If you wish to receive legal aid in a country other than the one in which you reside, you should know of the international conventions that are intended to make life easier.

All Member States of the Union, with the exception of Germany are party to a Council of Europe European Agreement on the Transmission of Applications for Legal Aid (signed in Strasbourg in 1977).

The Agreement introduces a procedure whereby, if you have your habitual residence in the territory of one of the Contracting Parties and wish to apply for legal aid in the territory of another Contracting Party, you may submit your application in the State where you are habitually resident. That State will transmit the application to the other State under certain conditions.

There is a list of authorities you can refer to.

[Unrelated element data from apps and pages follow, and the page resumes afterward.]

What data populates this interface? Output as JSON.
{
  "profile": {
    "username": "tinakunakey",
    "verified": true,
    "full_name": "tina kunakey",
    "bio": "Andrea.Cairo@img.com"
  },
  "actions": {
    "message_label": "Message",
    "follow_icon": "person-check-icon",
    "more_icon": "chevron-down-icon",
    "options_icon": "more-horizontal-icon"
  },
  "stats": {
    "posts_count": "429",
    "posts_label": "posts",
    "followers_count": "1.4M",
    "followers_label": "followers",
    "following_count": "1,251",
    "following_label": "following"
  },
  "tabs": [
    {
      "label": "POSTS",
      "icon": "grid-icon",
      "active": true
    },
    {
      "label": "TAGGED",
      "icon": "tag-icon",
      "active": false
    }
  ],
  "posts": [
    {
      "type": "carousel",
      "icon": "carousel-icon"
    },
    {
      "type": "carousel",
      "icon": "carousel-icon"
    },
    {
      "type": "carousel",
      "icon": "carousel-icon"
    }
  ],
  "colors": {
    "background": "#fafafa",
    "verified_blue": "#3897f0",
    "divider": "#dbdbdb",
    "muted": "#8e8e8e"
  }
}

A Convention signed in the Hague in 1980 on International Access to Justice also makes provision for the transmission of applications for legal aid between the Contracting Parties in the form of a model agreed by all. This Convention requires that nationals and residents of the Contracting Parties be granted legal aid in other Contracting States under the same conditions as if they resided there.

But this Convention has not been ratified by all the Member States of the Union.

Reference documents

« Legal aid - General information | International law - General information »

TopTop

Last update: 09-07-2007

 
  • Community law
  • International law

  • Belgium
  • Bulgaria
  • Czech Republic
  • Denmark
  • Germany
  • Estonia
  • Ireland
  • Greece
  • Spain
  • France
  • Italy
  • Cyprus
  • Latvia
  • Lithuania
  • Luxembourg
  • Hungary
  • Malta
  • Netherlands
  • Austria
  • Poland
  • Portugal
  • Romania
  • Slovenia
  • Slovakia
  • Finland
  • Sweden
  • United Kingdom